Excerpted records: Begin

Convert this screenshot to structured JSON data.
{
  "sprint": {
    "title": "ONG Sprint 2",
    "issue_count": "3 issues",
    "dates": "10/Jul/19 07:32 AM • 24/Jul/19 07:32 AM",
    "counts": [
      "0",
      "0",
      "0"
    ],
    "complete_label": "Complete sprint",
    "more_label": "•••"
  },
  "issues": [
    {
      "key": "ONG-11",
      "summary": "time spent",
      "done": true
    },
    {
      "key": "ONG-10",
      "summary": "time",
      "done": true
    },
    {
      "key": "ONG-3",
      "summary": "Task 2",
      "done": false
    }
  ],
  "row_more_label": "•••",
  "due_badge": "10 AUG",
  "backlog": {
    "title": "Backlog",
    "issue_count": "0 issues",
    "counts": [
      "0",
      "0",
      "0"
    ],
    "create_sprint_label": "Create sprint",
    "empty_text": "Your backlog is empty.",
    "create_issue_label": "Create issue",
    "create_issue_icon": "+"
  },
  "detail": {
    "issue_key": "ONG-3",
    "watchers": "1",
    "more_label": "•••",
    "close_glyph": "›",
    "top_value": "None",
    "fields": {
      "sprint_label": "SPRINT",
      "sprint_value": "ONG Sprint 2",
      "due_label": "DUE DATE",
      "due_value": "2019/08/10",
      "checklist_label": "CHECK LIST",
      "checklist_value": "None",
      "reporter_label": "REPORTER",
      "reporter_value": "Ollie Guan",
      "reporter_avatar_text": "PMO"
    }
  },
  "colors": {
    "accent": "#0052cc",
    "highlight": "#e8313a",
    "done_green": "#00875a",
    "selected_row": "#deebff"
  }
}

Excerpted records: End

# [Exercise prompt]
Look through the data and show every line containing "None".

# [Completed task]
    "top_value": "None",
      "checklist_value": "None",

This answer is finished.